Your goal: In the entries below, find the lines with the word "Usage" and copy them.

Task material:
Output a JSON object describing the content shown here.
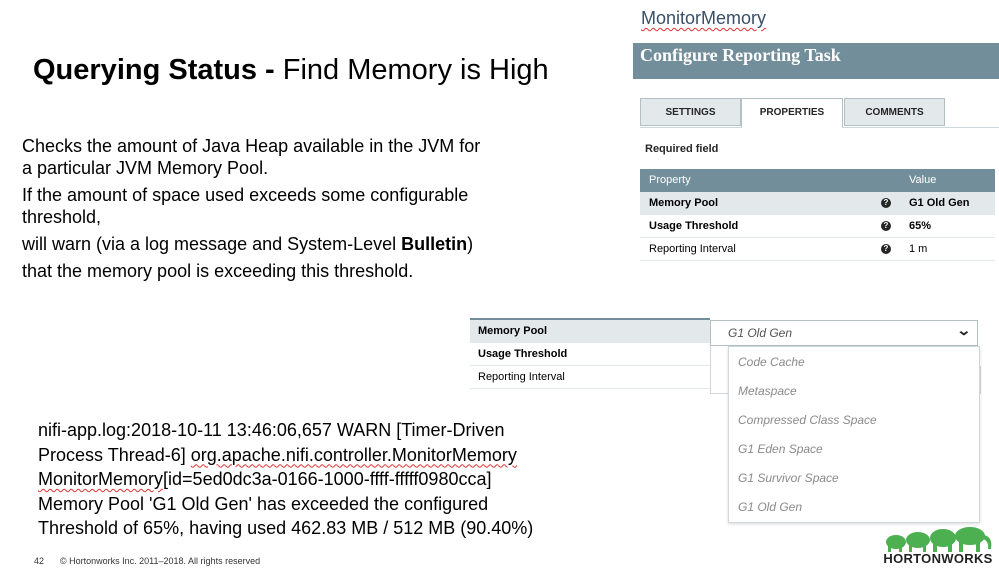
{
  "slide": {
    "title_bold": "Querying Status -",
    "title_rest": " Find Memory is High",
    "description": [
      "Checks the amount of Java Heap available in the JVM for a particular JVM Memory Pool.",
      "If the amount of space used exceeds some configurable threshold,",
      "will warn (via a log message and System-Level ",
      "that the memory pool is exceeding this threshold."
    ],
    "bulletin_word": "Bulletin",
    "bulletin_close": ")",
    "log": {
      "line1": "nifi-app.log:2018-10-11 13:46:06,657 WARN [Timer-Driven",
      "line2_prefix": "Process Thread-6] ",
      "line2_class": "org.apache.nifi.controller.MonitorMemory",
      "line3_name": "MonitorMemory",
      "line3_rest": "[id=5ed0dc3a-0166-1000-ffff-fffff0980cca]",
      "line4": "Memory Pool 'G1 Old Gen' has exceeded the configured",
      "line5": "Threshold of 65%, having used 462.83 MB / 512 MB (90.40%)"
    },
    "footer_page": "42",
    "footer_copyright": "© Hortonworks Inc. 2011–2018. All rights reserved"
  },
  "dialog": {
    "processor_name": "MonitorMemory",
    "header": "Configure Reporting Task",
    "tabs": [
      "SETTINGS",
      "PROPERTIES",
      "COMMENTS"
    ],
    "active_tab": "PROPERTIES",
    "required_field": "Required field",
    "table": {
      "col_property": "Property",
      "col_value": "Value",
      "rows": [
        {
          "name": "Memory Pool",
          "value": "G1 Old Gen",
          "required": true
        },
        {
          "name": "Usage Threshold",
          "value": "65%",
          "required": true
        },
        {
          "name": "Reporting Interval",
          "value": "1 m",
          "required": false
        }
      ]
    },
    "help_glyph": "?"
  },
  "lower_table": {
    "rows": [
      "Memory Pool",
      "Usage Threshold",
      "Reporting Interval"
    ]
  },
  "dropdown": {
    "selected": "G1 Old Gen",
    "options": [
      "Code Cache",
      "Metaspace",
      "Compressed Class Space",
      "G1 Eden Space",
      "G1 Survivor Space",
      "G1 Old Gen"
    ]
  },
  "logo": {
    "text": "HORTONWORKS",
    "color": "#4caf50"
  }
}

Answer space:
          "name": "Usage Threshold",
      "Usage Threshold",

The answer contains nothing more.